William Saffo, mayor of Wilmington, N.C., told C-SPAN Friday that he has assurances from Federal Communications Commission chairman Kevin Martin that if a hurricane or serious storm threatens his city, the commission will postpone the planned Sept. 8 test in which the Big Four network affiliates and one other station will pull the plug early on analog broadcasts.
"We had about seven major hurricanes in the late 90s that came through our region," he told an interviewer for The Communicators, and "we don't want to make this transition in the event that there is a threat of a hurricane or if there is a tropical depression out there.”
He added, "The assurance that I was given by chairman Martin was that they would not make that switch if that was happening.”
The day before, Martin was asked about the timing of the test during hurricane season and said that if there was an imminent threat, the FCC would have to evaluate it. But he also pointed out that there would be challenges "in every part of the country when the transition does occur," and that continuing to have in place an emergency-alert system that allows people to identify impending threats was going to be a critical part of the transition.
The Wilmington stations volunteered to pull the plug so that the FCC could get an early read on the impact of the real switch, which comes Feb. 17, 2009.
Saffo said he did not lobby for the distinction of being the first market to go digital, adding that he found out about it only 48 hours before the announcement was made May 9.

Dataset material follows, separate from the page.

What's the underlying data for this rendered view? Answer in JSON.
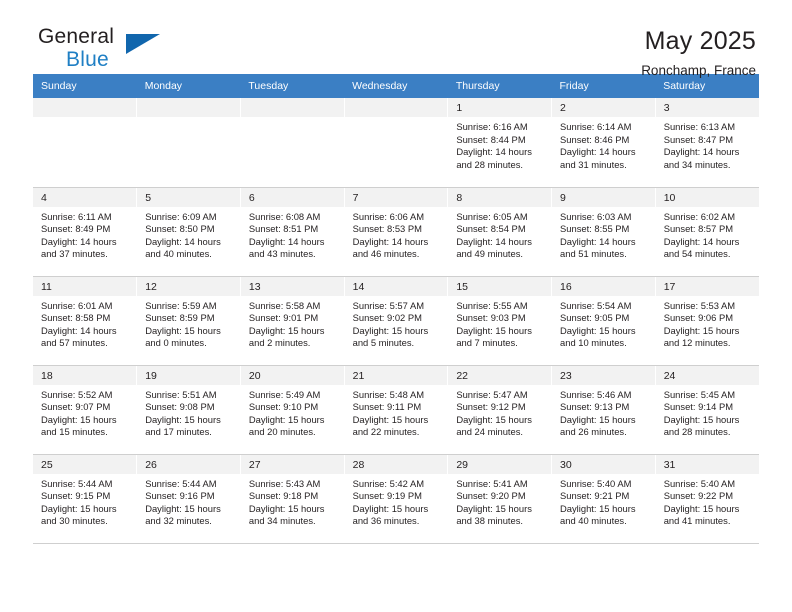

The mayor said he already received several calls from viewers with questions about the test, including where to get their DTV-to-analog converter boxes.